▶ WHAT YOU WILL DO:
Every line holding the string "down" should be copied out of the listing.

──────────

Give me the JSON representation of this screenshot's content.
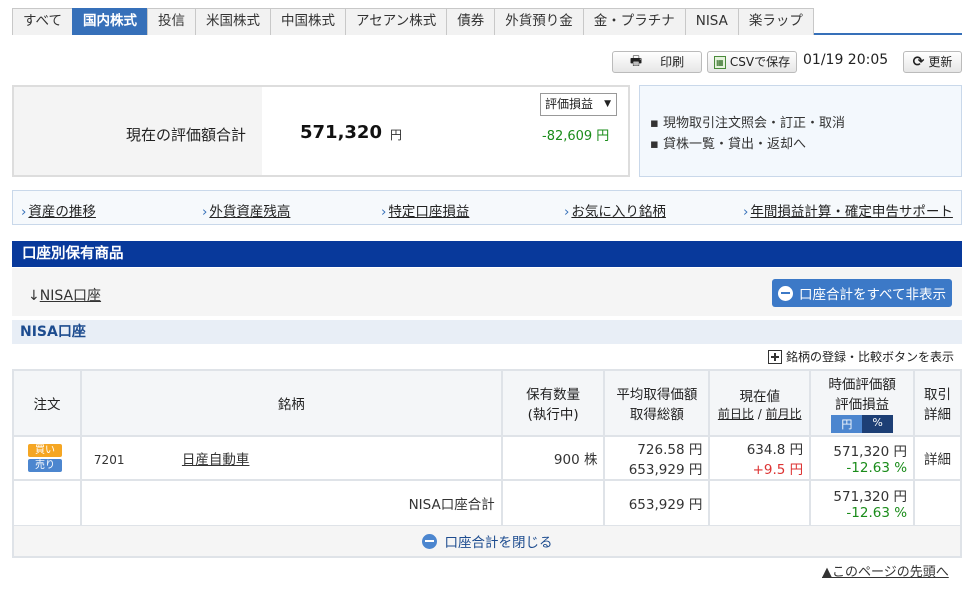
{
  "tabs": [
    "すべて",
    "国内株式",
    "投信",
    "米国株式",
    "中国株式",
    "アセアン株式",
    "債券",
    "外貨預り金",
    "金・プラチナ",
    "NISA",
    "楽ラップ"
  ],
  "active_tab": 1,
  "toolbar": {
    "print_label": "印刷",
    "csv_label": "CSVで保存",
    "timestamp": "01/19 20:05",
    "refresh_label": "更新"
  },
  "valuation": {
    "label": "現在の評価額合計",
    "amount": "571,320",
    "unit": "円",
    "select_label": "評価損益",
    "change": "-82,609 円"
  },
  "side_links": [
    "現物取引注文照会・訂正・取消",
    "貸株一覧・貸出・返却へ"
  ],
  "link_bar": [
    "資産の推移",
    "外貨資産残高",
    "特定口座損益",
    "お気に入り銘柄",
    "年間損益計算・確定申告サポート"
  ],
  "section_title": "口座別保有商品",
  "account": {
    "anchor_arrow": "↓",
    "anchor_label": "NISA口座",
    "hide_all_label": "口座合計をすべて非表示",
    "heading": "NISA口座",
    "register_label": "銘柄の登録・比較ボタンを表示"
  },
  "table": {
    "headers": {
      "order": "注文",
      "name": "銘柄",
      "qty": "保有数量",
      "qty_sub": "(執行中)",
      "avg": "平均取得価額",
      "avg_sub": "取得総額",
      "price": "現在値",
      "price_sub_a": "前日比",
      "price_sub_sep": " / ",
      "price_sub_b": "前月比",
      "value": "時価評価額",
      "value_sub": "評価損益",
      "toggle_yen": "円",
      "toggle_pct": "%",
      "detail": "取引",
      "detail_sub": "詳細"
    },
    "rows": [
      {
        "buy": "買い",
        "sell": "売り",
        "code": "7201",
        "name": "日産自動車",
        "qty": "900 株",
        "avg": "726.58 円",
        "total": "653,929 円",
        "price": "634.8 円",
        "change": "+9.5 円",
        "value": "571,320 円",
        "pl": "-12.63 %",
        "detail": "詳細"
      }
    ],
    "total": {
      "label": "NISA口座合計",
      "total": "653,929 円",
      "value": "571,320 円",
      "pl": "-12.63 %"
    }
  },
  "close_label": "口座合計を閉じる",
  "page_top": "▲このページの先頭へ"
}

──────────

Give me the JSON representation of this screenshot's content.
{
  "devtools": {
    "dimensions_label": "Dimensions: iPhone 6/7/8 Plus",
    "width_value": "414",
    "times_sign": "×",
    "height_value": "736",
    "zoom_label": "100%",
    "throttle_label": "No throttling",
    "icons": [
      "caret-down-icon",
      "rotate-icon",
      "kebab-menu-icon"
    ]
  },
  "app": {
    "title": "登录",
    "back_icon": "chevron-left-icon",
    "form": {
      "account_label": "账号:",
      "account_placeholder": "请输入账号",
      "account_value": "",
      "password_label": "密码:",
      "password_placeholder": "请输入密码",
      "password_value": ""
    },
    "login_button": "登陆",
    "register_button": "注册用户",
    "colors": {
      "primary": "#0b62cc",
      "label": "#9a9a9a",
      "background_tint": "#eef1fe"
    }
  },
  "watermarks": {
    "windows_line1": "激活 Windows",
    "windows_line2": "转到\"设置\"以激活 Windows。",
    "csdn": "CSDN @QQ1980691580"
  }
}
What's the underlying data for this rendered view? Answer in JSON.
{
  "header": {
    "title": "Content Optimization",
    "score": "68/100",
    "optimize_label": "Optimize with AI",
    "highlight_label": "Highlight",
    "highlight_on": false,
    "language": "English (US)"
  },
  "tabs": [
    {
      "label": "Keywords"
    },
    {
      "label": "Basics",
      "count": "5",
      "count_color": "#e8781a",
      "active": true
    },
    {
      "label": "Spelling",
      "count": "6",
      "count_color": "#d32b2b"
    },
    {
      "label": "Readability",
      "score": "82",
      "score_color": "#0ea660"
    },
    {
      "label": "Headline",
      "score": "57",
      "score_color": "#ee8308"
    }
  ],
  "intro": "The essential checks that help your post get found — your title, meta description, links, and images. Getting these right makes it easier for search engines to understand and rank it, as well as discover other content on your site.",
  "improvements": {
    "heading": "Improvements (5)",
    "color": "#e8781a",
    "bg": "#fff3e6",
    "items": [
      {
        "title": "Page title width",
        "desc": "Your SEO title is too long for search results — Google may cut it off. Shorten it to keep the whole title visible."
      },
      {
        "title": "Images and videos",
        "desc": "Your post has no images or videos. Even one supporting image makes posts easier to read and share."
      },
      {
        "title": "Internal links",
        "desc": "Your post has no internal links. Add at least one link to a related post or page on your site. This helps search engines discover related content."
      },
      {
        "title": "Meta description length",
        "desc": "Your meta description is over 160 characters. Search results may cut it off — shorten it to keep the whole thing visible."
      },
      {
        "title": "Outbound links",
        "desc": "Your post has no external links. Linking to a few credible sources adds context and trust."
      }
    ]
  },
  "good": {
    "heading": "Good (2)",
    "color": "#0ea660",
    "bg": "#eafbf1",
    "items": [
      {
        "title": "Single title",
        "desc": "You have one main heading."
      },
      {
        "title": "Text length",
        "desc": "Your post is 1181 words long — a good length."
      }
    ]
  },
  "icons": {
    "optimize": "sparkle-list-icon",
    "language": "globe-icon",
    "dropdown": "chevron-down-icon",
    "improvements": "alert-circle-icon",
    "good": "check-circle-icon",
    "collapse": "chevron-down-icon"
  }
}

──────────

▶ TASK SOLUTION:
      "caret-down-icon",
    "dropdown": "chevron-down-icon",
    "collapse": "chevron-down-icon"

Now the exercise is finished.